▸ Input data
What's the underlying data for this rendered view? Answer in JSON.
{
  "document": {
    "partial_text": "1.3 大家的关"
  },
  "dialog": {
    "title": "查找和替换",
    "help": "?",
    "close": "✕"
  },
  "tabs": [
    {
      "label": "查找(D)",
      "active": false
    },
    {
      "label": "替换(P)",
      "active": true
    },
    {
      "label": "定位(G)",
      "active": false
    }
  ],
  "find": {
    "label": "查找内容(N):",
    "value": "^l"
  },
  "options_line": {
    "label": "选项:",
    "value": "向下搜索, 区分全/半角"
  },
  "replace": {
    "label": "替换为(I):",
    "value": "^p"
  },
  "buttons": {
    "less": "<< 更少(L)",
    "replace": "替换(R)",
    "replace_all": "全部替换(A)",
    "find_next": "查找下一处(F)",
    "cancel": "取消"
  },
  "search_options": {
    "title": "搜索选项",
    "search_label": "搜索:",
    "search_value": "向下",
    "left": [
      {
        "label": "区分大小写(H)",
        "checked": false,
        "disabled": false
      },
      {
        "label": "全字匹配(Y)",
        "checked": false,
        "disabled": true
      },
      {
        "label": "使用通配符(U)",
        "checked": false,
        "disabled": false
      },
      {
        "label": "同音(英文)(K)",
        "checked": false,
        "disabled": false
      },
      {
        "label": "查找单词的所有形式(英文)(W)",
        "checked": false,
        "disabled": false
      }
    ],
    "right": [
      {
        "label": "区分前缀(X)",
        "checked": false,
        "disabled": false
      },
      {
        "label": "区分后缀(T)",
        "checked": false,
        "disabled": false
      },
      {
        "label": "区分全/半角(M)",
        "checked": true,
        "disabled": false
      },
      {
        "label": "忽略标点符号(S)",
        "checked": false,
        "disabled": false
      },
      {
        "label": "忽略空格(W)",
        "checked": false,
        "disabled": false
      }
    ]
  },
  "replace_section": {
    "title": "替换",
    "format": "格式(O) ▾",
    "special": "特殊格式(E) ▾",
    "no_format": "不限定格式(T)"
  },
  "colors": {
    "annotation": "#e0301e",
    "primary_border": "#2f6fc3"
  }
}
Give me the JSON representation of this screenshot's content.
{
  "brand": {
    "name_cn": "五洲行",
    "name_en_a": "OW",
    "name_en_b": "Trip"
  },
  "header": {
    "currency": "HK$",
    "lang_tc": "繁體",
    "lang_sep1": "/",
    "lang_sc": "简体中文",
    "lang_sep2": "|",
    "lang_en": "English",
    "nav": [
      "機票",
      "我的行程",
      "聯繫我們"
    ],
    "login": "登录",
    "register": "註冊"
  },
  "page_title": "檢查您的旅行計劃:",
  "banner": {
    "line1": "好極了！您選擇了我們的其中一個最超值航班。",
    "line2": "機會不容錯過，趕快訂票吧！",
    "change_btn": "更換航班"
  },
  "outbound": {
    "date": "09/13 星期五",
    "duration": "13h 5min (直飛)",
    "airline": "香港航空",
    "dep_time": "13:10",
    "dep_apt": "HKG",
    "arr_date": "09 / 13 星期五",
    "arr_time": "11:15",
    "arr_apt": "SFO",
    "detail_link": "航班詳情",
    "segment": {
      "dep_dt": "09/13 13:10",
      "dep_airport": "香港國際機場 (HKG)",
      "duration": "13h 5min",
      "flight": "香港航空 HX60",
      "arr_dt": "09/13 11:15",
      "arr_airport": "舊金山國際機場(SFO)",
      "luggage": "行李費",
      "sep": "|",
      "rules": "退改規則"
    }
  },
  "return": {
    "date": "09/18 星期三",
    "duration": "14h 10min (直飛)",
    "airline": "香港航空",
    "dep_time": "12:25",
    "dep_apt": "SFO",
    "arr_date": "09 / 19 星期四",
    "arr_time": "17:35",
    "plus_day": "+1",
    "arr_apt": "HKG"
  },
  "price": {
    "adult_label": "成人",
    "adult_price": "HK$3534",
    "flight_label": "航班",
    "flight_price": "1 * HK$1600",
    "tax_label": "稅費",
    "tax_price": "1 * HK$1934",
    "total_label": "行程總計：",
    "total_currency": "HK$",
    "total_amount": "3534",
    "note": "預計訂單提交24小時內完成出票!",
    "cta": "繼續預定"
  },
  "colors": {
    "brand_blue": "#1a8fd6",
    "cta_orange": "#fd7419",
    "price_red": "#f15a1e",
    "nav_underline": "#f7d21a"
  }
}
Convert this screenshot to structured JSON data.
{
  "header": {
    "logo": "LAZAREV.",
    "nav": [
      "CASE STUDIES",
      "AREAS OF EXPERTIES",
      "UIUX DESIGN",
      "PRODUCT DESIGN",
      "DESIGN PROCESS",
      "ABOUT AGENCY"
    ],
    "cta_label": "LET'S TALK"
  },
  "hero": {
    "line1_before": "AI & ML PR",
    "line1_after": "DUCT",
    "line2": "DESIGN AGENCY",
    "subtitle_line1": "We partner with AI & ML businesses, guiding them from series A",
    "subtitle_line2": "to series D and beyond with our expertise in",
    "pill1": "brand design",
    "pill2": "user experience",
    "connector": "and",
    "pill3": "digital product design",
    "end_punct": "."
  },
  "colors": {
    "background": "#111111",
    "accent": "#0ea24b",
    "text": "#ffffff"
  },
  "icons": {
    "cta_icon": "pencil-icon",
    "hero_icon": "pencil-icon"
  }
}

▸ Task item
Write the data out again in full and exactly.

▸ Finished task
What's the underlying data for this rendered view? Answer in JSON.
{
  "document": {
    "partial_text": "1.3 大家的关"
  },
  "dialog": {
    "title": "查找和替换",
    "help": "?",
    "close": "✕"
  },
  "tabs": [
    {
      "label": "查找(D)",
      "active": false
    },
    {
      "label": "替换(P)",
      "active": true
    },
    {
      "label": "定位(G)",
      "active": false
    }
  ],
  "find": {
    "label": "查找内容(N):",
    "value": "^l"
  },
  "options_line": {
    "label": "选项:",
    "value": "向下搜索, 区分全/半角"
  },
  "replace": {
    "label": "替换为(I):",
    "value": "^p"
  },
  "buttons": {
    "less": "<< 更少(L)",
    "replace": "替换(R)",
    "replace_all": "全部替换(A)",
    "find_next": "查找下一处(F)",
    "cancel": "取消"
  },
  "search_options": {
    "title": "搜索选项",
    "search_label": "搜索:",
    "search_value": "向下",
    "left": [
      {
        "label": "区分大小写(H)",
        "checked": false,
        "disabled": false
      },
      {
        "label": "全字匹配(Y)",
        "checked": false,
        "disabled": true
      },
      {
        "label": "使用通配符(U)",
        "checked": false,
        "disabled": false
      },
      {
        "label": "同音(英文)(K)",
        "checked": false,
        "disabled": false
      },
      {
        "label": "查找单词的所有形式(英文)(W)",
        "checked": false,
        "disabled": false
      }
    ],
    "right": [
      {
        "label": "区分前缀(X)",
        "checked": false,
        "disabled": false
      },
      {
        "label": "区分后缀(T)",
        "checked": false,
        "disabled": false
      },
      {
        "label": "区分全/半角(M)",
        "checked": true,
        "disabled": false
      },
      {
        "label": "忽略标点符号(S)",
        "checked": false,
        "disabled": false
      },
      {
        "label": "忽略空格(W)",
        "checked": false,
        "disabled": false
      }
    ]
  },
  "replace_section": {
    "title": "替换",
    "format": "格式(O) ▾",
    "special": "特殊格式(E) ▾",
    "no_format": "不限定格式(T)"
  },
  "colors": {
    "annotation": "#e0301e",
    "primary_border": "#2f6fc3"
  }
}
Give me the JSON representation of this screenshot's content.
{
  "brand": {
    "name_cn": "五洲行",
    "name_en_a": "OW",
    "name_en_b": "Trip"
  },
  "header": {
    "currency": "HK$",
    "lang_tc": "繁體",
    "lang_sep1": "/",
    "lang_sc": "简体中文",
    "lang_sep2": "|",
    "lang_en": "English",
    "nav": [
      "機票",
      "我的行程",
      "聯繫我們"
    ],
    "login": "登录",
    "register": "註冊"
  },
  "page_title": "檢查您的旅行計劃:",
  "banner": {
    "line1": "好極了！您選擇了我們的其中一個最超值航班。",
    "line2": "機會不容錯過，趕快訂票吧！",
    "change_btn": "更換航班"
  },
  "outbound": {
    "date": "09/13 星期五",
    "duration": "13h 5min (直飛)",
    "airline": "香港航空",
    "dep_time": "13:10",
    "dep_apt": "HKG",
    "arr_date": "09 / 13 星期五",
    "arr_time": "11:15",
    "arr_apt": "SFO",
    "detail_link": "航班詳情",
    "segment": {
      "dep_dt": "09/13 13:10",
      "dep_airport": "香港國際機場 (HKG)",
      "duration": "13h 5min",
      "flight": "香港航空 HX60",
      "arr_dt": "09/13 11:15",
      "arr_airport": "舊金山國際機場(SFO)",
      "luggage": "行李費",
      "sep": "|",
      "rules": "退改規則"
    }
  },
  "return": {
    "date": "09/18 星期三",
    "duration": "14h 10min (直飛)",
    "airline": "香港航空",
    "dep_time": "12:25",
    "dep_apt": "SFO",
    "arr_date": "09 / 19 星期四",
    "arr_time": "17:35",
    "plus_day": "+1",
    "arr_apt": "HKG"
  },
  "price": {
    "adult_label": "成人",
    "adult_price": "HK$3534",
    "flight_label": "航班",
    "flight_price": "1 * HK$1600",
    "tax_label": "稅費",
    "tax_price": "1 * HK$1934",
    "total_label": "行程總計：",
    "total_currency": "HK$",
    "total_amount": "3534",
    "note": "預計訂單提交24小時內完成出票!",
    "cta": "繼續預定"
  },
  "colors": {
    "brand_blue": "#1a8fd6",
    "cta_orange": "#fd7419",
    "price_red": "#f15a1e",
    "nav_underline": "#f7d21a"
  }
}
Convert this screenshot to structured JSON data.
{
  "header": {
    "logo": "LAZAREV.",
    "nav": [
      "CASE STUDIES",
      "AREAS OF EXPERTIES",
      "UIUX DESIGN",
      "PRODUCT DESIGN",
      "DESIGN PROCESS",
      "ABOUT AGENCY"
    ],
    "cta_label": "LET'S TALK"
  },
  "hero": {
    "line1_before": "AI & ML PR",
    "line1_after": "DUCT",
    "line2": "DESIGN AGENCY",
    "subtitle_line1": "We partner with AI & ML businesses, guiding them from series A",
    "subtitle_line2": "to series D and beyond with our expertise in",
    "pill1": "brand design",
    "pill2": "user experience",
    "connector": "and",
    "pill3": "digital product design",
    "end_punct": "."
  },
  "colors": {
    "background": "#111111",
    "accent": "#0ea24b",
    "text": "#ffffff"
  },
  "icons": {
    "cta_icon": "pencil-icon",
    "hero_icon": "pencil-icon"
  }
}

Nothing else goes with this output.